==== RECORD EXTRACTS ====
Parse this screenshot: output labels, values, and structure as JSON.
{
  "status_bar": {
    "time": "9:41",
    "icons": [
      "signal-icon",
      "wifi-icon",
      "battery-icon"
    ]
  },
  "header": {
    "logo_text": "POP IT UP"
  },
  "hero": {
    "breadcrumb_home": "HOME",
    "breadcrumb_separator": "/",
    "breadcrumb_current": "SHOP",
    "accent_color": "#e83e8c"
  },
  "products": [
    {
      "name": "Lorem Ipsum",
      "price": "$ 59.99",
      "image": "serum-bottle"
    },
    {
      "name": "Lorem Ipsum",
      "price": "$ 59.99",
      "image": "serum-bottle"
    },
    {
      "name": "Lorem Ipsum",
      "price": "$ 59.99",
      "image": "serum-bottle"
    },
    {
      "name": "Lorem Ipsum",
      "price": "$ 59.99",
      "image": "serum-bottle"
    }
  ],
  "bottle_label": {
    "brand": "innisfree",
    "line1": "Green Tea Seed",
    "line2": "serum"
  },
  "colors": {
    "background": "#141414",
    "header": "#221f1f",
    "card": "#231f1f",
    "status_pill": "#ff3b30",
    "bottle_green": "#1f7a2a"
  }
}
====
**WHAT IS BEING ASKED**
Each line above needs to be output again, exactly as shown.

**RESULT BELOW**
Parse this screenshot: output labels, values, and structure as JSON.
{
  "status_bar": {
    "time": "9:41",
    "icons": [
      "signal-icon",
      "wifi-icon",
      "battery-icon"
    ]
  },
  "header": {
    "logo_text": "POP IT UP"
  },
  "hero": {
    "breadcrumb_home": "HOME",
    "breadcrumb_separator": "/",
    "breadcrumb_current": "SHOP",
    "accent_color": "#e83e8c"
  },
  "products": [
    {
      "name": "Lorem Ipsum",
      "price": "$ 59.99",
      "image": "serum-bottle"
    },
    {
      "name": "Lorem Ipsum",
      "price": "$ 59.99",
      "image": "serum-bottle"
    },
    {
      "name": "Lorem Ipsum",
      "price": "$ 59.99",
      "image": "serum-bottle"
    },
    {
      "name": "Lorem Ipsum",
      "price": "$ 59.99",
      "image": "serum-bottle"
    }
  ],
  "bottle_label": {
    "brand": "innisfree",
    "line1": "Green Tea Seed",
    "line2": "serum"
  },
  "colors": {
    "background": "#141414",
    "header": "#221f1f",
    "card": "#231f1f",
    "status_pill": "#ff3b30",
    "bottle_green": "#1f7a2a"
  }
}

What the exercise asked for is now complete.